→ **Task**
Retype the entries. Match them exactly.

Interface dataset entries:
★ ★ ★

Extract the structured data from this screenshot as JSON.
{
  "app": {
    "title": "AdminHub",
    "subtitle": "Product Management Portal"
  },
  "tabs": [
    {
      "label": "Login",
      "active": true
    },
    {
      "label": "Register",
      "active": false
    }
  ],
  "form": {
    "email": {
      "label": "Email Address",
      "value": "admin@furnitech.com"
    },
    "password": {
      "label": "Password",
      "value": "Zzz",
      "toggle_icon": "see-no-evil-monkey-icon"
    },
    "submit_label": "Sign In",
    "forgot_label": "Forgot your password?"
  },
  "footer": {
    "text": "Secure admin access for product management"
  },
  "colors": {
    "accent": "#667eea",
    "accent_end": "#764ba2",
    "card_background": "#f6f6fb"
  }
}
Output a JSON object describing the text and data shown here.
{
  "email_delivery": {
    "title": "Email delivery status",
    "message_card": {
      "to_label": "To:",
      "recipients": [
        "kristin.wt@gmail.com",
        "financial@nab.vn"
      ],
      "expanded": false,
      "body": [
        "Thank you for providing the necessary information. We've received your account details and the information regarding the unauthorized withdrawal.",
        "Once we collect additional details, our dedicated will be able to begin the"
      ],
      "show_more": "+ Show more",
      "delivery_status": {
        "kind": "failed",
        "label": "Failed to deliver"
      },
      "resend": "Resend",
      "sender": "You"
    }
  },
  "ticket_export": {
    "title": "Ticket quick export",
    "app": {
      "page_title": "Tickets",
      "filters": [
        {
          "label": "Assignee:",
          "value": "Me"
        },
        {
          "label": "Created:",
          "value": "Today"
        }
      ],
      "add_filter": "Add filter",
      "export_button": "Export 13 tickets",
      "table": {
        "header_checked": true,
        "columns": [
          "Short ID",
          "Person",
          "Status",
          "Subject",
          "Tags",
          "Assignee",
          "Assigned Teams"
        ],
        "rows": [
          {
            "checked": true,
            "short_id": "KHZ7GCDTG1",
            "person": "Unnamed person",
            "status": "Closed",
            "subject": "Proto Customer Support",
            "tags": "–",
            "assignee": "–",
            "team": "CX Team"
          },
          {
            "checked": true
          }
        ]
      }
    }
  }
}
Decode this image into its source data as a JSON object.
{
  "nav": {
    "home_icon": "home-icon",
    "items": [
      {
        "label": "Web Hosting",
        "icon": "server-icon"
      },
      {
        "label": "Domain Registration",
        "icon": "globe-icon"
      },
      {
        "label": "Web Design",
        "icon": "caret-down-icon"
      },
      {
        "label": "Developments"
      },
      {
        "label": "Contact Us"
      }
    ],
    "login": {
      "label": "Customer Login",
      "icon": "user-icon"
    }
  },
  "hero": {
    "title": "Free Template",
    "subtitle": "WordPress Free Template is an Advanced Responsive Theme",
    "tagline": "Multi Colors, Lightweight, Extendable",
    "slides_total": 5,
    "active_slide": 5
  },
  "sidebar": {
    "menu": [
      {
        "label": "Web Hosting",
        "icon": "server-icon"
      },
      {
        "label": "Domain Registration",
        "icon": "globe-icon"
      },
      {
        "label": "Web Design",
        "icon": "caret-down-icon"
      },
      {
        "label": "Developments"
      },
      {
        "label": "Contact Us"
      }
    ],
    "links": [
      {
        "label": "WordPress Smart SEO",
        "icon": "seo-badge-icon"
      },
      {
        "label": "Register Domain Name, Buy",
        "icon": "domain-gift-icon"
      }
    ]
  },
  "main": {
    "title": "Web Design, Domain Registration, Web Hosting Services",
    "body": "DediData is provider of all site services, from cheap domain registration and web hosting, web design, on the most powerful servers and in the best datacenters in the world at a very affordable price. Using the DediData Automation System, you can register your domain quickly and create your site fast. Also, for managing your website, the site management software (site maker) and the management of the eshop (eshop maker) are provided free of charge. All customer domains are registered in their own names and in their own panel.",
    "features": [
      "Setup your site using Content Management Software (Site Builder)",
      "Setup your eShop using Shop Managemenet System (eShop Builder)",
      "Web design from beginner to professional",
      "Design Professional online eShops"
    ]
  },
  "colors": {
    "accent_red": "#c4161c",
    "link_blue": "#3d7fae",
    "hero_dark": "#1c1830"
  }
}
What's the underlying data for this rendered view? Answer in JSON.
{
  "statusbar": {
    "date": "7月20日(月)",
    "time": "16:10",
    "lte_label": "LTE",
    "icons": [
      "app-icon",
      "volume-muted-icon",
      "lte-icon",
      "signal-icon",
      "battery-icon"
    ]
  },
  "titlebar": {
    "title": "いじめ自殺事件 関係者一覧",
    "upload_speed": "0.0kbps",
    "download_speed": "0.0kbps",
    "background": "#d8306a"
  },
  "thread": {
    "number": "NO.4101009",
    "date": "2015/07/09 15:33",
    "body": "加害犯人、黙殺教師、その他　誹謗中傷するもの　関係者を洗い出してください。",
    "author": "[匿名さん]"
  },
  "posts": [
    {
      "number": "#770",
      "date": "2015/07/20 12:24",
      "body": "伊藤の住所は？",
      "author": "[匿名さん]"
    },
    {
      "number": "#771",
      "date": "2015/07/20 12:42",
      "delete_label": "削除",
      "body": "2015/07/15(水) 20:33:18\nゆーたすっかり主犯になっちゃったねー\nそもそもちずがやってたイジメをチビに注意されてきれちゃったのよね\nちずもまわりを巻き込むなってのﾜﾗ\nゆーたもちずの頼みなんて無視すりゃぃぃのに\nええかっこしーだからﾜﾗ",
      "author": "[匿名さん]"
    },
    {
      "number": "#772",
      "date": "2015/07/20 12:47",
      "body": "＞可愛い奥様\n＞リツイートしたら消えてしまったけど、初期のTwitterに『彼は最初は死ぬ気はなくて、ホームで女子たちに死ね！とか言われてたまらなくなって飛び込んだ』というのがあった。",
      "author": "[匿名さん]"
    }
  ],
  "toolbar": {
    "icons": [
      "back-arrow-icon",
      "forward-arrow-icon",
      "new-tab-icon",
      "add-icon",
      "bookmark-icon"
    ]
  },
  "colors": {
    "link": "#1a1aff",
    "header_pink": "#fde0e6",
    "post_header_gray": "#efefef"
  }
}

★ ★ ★

→ **Exercise answer**
Extract the structured data from this screenshot as JSON.
{
  "app": {
    "title": "AdminHub",
    "subtitle": "Product Management Portal"
  },
  "tabs": [
    {
      "label": "Login",
      "active": true
    },
    {
      "label": "Register",
      "active": false
    }
  ],
  "form": {
    "email": {
      "label": "Email Address",
      "value": "admin@furnitech.com"
    },
    "password": {
      "label": "Password",
      "value": "Zzz",
      "toggle_icon": "see-no-evil-monkey-icon"
    },
    "submit_label": "Sign In",
    "forgot_label": "Forgot your password?"
  },
  "footer": {
    "text": "Secure admin access for product management"
  },
  "colors": {
    "accent": "#667eea",
    "accent_end": "#764ba2",
    "card_background": "#f6f6fb"
  }
}
Output a JSON object describing the text and data shown here.
{
  "email_delivery": {
    "title": "Email delivery status",
    "message_card": {
      "to_label": "To:",
      "recipients": [
        "kristin.wt@gmail.com",
        "financial@nab.vn"
      ],
      "expanded": false,
      "body": [
        "Thank you for providing the necessary information. We've received your account details and the information regarding the unauthorized withdrawal.",
        "Once we collect additional details, our dedicated will be able to begin the"
      ],
      "show_more": "+ Show more",
      "delivery_status": {
        "kind": "failed",
        "label": "Failed to deliver"
      },
      "resend": "Resend",
      "sender": "You"
    }
  },
  "ticket_export": {
    "title": "Ticket quick export",
    "app": {
      "page_title": "Tickets",
      "filters": [
        {
          "label": "Assignee:",
          "value": "Me"
        },
        {
          "label": "Created:",
          "value": "Today"
        }
      ],
      "add_filter": "Add filter",
      "export_button": "Export 13 tickets",
      "table": {
        "header_checked": true,
        "columns": [
          "Short ID",
          "Person",
          "Status",
          "Subject",
          "Tags",
          "Assignee",
          "Assigned Teams"
        ],
        "rows": [
          {
            "checked": true,
            "short_id": "KHZ7GCDTG1",
            "person": "Unnamed person",
            "status": "Closed",
            "subject": "Proto Customer Support",
            "tags": "–",
            "assignee": "–",
            "team": "CX Team"
          },
          {
            "checked": true
          }
        ]
      }
    }
  }
}
Decode this image into its source data as a JSON object.
{
  "nav": {
    "home_icon": "home-icon",
    "items": [
      {
        "label": "Web Hosting",
        "icon": "server-icon"
      },
      {
        "label": "Domain Registration",
        "icon": "globe-icon"
      },
      {
        "label": "Web Design",
        "icon": "caret-down-icon"
      },
      {
        "label": "Developments"
      },
      {
        "label": "Contact Us"
      }
    ],
    "login": {
      "label": "Customer Login",
      "icon": "user-icon"
    }
  },
  "hero": {
    "title": "Free Template",
    "subtitle": "WordPress Free Template is an Advanced Responsive Theme",
    "tagline": "Multi Colors, Lightweight, Extendable",
    "slides_total": 5,
    "active_slide": 5
  },
  "sidebar": {
    "menu": [
      {
        "label": "Web Hosting",
        "icon": "server-icon"
      },
      {
        "label": "Domain Registration",
        "icon": "globe-icon"
      },
      {
        "label": "Web Design",
        "icon": "caret-down-icon"
      },
      {
        "label": "Developments"
      },
      {
        "label": "Contact Us"
      }
    ],
    "links": [
      {
        "label": "WordPress Smart SEO",
        "icon": "seo-badge-icon"
      },
      {
        "label": "Register Domain Name, Buy",
        "icon": "domain-gift-icon"
      }
    ]
  },
  "main": {
    "title": "Web Design, Domain Registration, Web Hosting Services",
    "body": "DediData is provider of all site services, from cheap domain registration and web hosting, web design, on the most powerful servers and in the best datacenters in the world at a very affordable price. Using the DediData Automation System, you can register your domain quickly and create your site fast. Also, for managing your website, the site management software (site maker) and the management of the eshop (eshop maker) are provided free of charge. All customer domains are registered in their own names and in their own panel.",
    "features": [
      "Setup your site using Content Management Software (Site Builder)",
      "Setup your eShop using Shop Managemenet System (eShop Builder)",
      "Web design from beginner to professional",
      "Design Professional online eShops"
    ]
  },
  "colors": {
    "accent_red": "#c4161c",
    "link_blue": "#3d7fae",
    "hero_dark": "#1c1830"
  }
}
What's the underlying data for this rendered view? Answer in JSON.
{
  "statusbar": {
    "date": "7月20日(月)",
    "time": "16:10",
    "lte_label": "LTE",
    "icons": [
      "app-icon",
      "volume-muted-icon",
      "lte-icon",
      "signal-icon",
      "battery-icon"
    ]
  },
  "titlebar": {
    "title": "いじめ自殺事件 関係者一覧",
    "upload_speed": "0.0kbps",
    "download_speed": "0.0kbps",
    "background": "#d8306a"
  },
  "thread": {
    "number": "NO.4101009",
    "date": "2015/07/09 15:33",
    "body": "加害犯人、黙殺教師、その他　誹謗中傷するもの　関係者を洗い出してください。",
    "author": "[匿名さん]"
  },
  "posts": [
    {
      "number": "#770",
      "date": "2015/07/20 12:24",
      "body": "伊藤の住所は？",
      "author": "[匿名さん]"
    },
    {
      "number": "#771",
      "date": "2015/07/20 12:42",
      "delete_label": "削除",
      "body": "2015/07/15(水) 20:33:18\nゆーたすっかり主犯になっちゃったねー\nそもそもちずがやってたイジメをチビに注意されてきれちゃったのよね\nちずもまわりを巻き込むなってのﾜﾗ\nゆーたもちずの頼みなんて無視すりゃぃぃのに\nええかっこしーだからﾜﾗ",
      "author": "[匿名さん]"
    },
    {
      "number": "#772",
      "date": "2015/07/20 12:47",
      "body": "＞可愛い奥様\n＞リツイートしたら消えてしまったけど、初期のTwitterに『彼は最初は死ぬ気はなくて、ホームで女子たちに死ね！とか言われてたまらなくなって飛び込んだ』というのがあった。",
      "author": "[匿名さん]"
    }
  ],
  "toolbar": {
    "icons": [
      "back-arrow-icon",
      "forward-arrow-icon",
      "new-tab-icon",
      "add-icon",
      "bookmark-icon"
    ]
  },
  "colors": {
    "link": "#1a1aff",
    "header_pink": "#fde0e6",
    "post_header_gray": "#efefef"
  }
}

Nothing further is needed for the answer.